  • ·        Painted all of the interior walls.
  • ·        Purchased and installed furniture – much of it from thrift stores as all we took from Salish Aire was a single foot stool.
  • ·        Cleaned floors, light fixtures. Etc etc
  • ·        Rewired the garage and some interior outlets and lights.
  • ·        Pulled a couple stumps and started getting the gardens back in shape
  • ·        Started “repairing” the front lawn.
  • ·        Built a Kayak rack.
  • ·        Rebuilt the side fence.
  • ·        Started pressure washing concrete work and fences.
  • ·        Re-gathered artwork that had been cared for by family and friends and got it back on display.
  • ·        Cleaned out the trailer.
  • ·        Got established in a local Episcopal Church.
  • ·        Met the local HAM radio club virtually.
  • ·        Met the neighbors.
  • ·        Cleaned and checked out the furnace.
  • ·        Arranged the garage/shop.
  • ·        Visited family and friends.
  • ·        Bought a hot tub.

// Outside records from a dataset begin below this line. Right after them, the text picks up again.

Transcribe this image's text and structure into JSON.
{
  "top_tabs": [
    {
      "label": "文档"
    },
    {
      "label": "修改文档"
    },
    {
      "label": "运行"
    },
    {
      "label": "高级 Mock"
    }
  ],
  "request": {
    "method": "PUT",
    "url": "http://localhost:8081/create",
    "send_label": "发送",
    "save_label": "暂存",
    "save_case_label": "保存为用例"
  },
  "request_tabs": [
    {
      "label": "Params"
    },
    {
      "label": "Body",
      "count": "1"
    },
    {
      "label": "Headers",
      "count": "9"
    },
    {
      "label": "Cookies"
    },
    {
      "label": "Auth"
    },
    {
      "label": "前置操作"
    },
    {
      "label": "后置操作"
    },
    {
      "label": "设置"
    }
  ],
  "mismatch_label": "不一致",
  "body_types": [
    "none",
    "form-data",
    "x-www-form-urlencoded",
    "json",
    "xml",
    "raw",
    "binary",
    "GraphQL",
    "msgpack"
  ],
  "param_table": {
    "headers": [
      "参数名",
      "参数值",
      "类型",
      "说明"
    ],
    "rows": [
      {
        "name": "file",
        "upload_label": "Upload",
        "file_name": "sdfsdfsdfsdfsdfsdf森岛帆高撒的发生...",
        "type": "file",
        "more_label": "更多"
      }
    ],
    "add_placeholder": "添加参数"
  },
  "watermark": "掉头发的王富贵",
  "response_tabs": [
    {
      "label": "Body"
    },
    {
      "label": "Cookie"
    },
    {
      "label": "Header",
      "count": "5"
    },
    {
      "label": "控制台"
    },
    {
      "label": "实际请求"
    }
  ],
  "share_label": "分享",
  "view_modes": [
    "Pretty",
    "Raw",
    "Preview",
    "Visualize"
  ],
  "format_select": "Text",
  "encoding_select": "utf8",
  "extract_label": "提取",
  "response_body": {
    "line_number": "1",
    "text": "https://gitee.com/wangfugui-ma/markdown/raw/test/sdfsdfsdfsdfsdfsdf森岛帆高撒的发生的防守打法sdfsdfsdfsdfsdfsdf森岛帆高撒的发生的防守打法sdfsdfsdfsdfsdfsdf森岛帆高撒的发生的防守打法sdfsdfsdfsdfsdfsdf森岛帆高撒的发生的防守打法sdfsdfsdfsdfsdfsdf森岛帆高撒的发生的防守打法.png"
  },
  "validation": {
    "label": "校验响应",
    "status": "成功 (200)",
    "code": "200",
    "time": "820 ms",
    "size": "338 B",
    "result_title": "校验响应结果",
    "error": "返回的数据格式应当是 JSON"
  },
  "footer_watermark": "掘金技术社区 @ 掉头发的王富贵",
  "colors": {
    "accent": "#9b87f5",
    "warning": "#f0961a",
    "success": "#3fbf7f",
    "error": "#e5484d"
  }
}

Street view of our new home.

Clarice wouldn't allow us to move out of the trailer 
until the bedroom was painted.

The trailer has a pad outside of our bedroom window.

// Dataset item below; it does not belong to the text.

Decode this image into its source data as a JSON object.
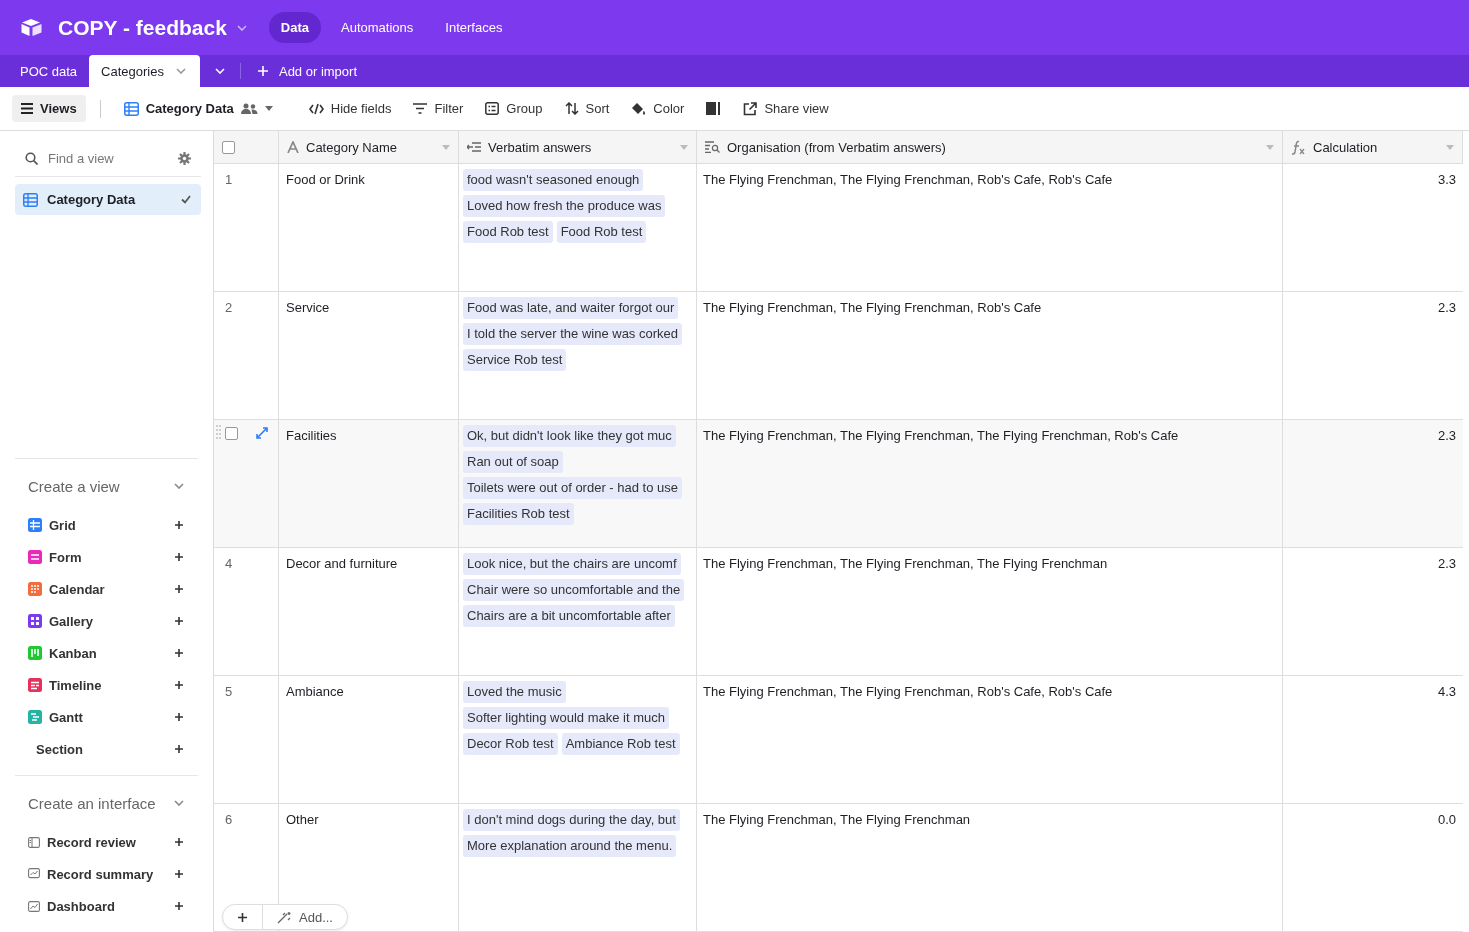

We removed 5 layers of old flooring before laying
new linoleum just in time for the refrigerator to 
be placed.

There are lots of parks near us (and a hardware store
within walking distance!).  This old railroad trail is 
paved for over 20 miles for walking and biking.

The living room takes shape.

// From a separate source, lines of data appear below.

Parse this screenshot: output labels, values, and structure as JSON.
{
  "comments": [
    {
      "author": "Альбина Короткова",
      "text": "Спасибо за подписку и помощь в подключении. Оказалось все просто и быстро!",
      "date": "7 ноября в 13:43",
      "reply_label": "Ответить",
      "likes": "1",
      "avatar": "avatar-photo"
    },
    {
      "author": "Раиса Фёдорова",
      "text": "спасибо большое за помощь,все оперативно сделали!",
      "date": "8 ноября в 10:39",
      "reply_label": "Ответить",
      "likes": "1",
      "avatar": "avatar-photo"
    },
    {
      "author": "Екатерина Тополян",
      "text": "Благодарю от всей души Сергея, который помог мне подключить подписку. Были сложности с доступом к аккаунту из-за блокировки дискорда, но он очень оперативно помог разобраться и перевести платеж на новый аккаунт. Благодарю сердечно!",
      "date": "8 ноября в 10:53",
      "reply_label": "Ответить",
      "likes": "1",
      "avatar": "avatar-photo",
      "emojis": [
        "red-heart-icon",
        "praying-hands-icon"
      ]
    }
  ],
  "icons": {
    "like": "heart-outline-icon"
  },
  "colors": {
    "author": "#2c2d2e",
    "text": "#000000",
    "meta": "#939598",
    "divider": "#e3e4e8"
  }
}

Dining room and kitchen take shape.

My fountain and garden project on the front walkway.

A new bed for the guest bedroom.

Clarice makes final touches to the sewing room.

Jarvis made sure his sign was in its proper place.

And now we are ready to rest a spell!

As a sad note Clarice’s father who has been ailing for some time passed on two days ago and we believe is back dancing the Polka with her mother who died 4 years ago. 

Clarice's parents were frequently featured in news stories 
about polka dancing.  

As a final happy note our son and his wife brought our 1 year old granddaughter up to visit.  Despite her having a bit of a cold we had a wonderful time watching her explore the house and grounds and check out the doggy (who was very good as he has always loved little girls since Valerie charmed him when he first came to us).  We also took a ride up to my mother’s apartment in Tacoma so she could have time to swoon over her great granddaughter.  Today they headed back home with hardly a sound (they drive a Tesla) and all is well.


Our 1 year old "flaming hair" granddaughter visits 
her great grandmother and checks out the tea set.

My mom watches her newest great grandchild with our son Bryan.

Clarice, Bryan and Granddaughter.

Mom with Bryan, Amy and great granddaughter.